# Problem details
Among the entries, which lines carry the string "char"? Copy every one.

# Excerpted records
· · · ·
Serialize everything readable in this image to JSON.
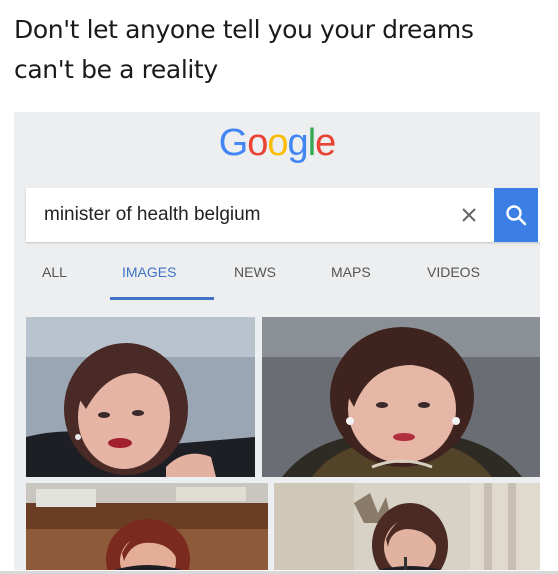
{
  "caption": {
    "line1": "Don't let anyone tell you your dreams",
    "line2": "can't be a reality"
  },
  "logo": {
    "letters": [
      {
        "char": "G",
        "color": "#4285f4"
      },
      {
        "char": "o",
        "color": "#ea4335"
      },
      {
        "char": "o",
        "color": "#fbbc05"
      },
      {
        "char": "g",
        "color": "#4285f4"
      },
      {
        "char": "l",
        "color": "#34a853"
      },
      {
        "char": "e",
        "color": "#ea4335"
      }
    ]
  },
  "search": {
    "query": "minister of health belgium",
    "clear_icon": "close-icon",
    "search_icon": "search-icon",
    "button_color": "#3b7fe4"
  },
  "tabs": [
    {
      "label": "ALL",
      "active": false
    },
    {
      "label": "IMAGES",
      "active": true
    },
    {
      "label": "NEWS",
      "active": false
    },
    {
      "label": "MAPS",
      "active": false
    },
    {
      "label": "VIDEOS",
      "active": false
    }
  ],
  "accent_color": "#3f74c4"
}
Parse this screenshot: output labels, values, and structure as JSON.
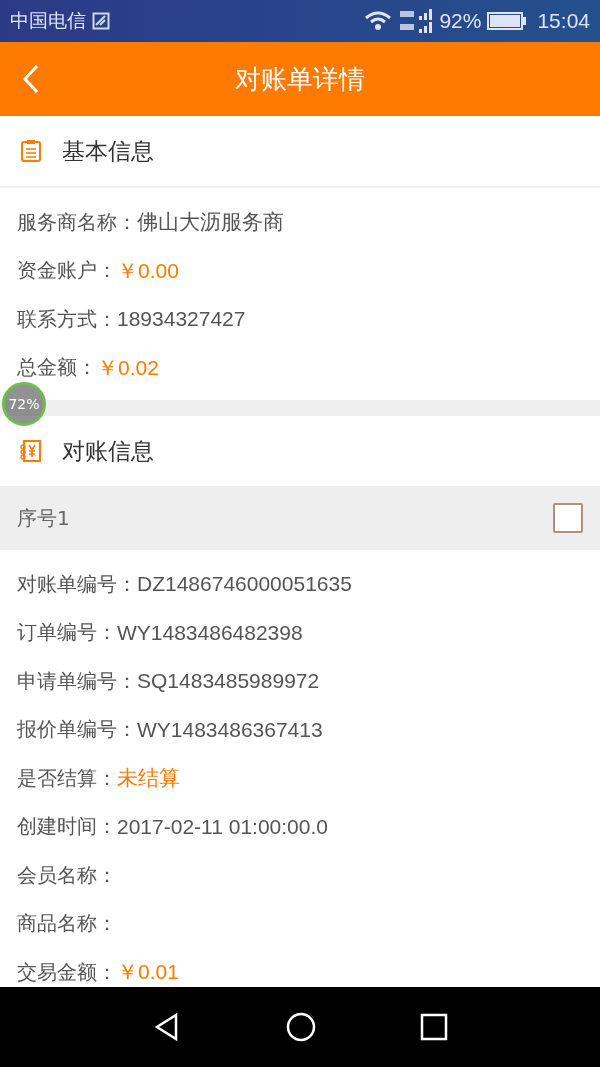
{
  "status_bar": {
    "carrier": "中国电信",
    "battery": "92%",
    "time": "15:04"
  },
  "header": {
    "title": "对账单详情"
  },
  "basic_info": {
    "title": "基本信息",
    "fields": [
      {
        "label": "服务商名称：",
        "value": "佛山大沥服务商",
        "kind": "text"
      },
      {
        "label": "资金账户：",
        "value": "￥0.00",
        "kind": "amount"
      },
      {
        "label": "联系方式：",
        "value": "18934327427",
        "kind": "text"
      },
      {
        "label": "总金额：",
        "value": "￥0.02",
        "kind": "amount"
      }
    ]
  },
  "floating_badge": {
    "text": "72%"
  },
  "reconciliation": {
    "title": "对账信息",
    "items": [
      {
        "index_label": "序号1",
        "checked": false,
        "fields": [
          {
            "label": "对账单编号：",
            "value": "DZ1486746000051635",
            "kind": "text"
          },
          {
            "label": "订单编号：",
            "value": "WY1483486482398",
            "kind": "text"
          },
          {
            "label": "申请单编号：",
            "value": "SQ1483485989972",
            "kind": "text"
          },
          {
            "label": "报价单编号：",
            "value": "WY1483486367413",
            "kind": "text"
          },
          {
            "label": "是否结算：",
            "value": "未结算",
            "kind": "amount"
          },
          {
            "label": "创建时间：",
            "value": "2017-02-11 01:00:00.0",
            "kind": "text"
          },
          {
            "label": "会员名称："
          },
          {
            "label": "商品名称："
          },
          {
            "label": "交易金额：",
            "value": "￥0.01",
            "kind": "amount"
          }
        ]
      }
    ]
  }
}
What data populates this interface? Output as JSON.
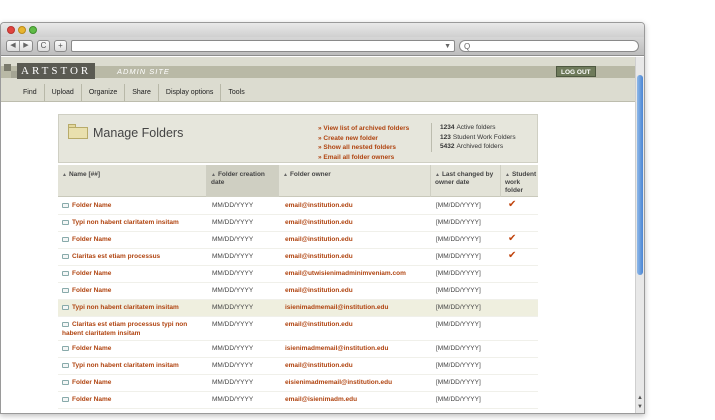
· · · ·
# Reply
        "char": "G",
        "char": "o",
        "char": "o",
        "char": "g",
        "char": "l",
        "char": "e",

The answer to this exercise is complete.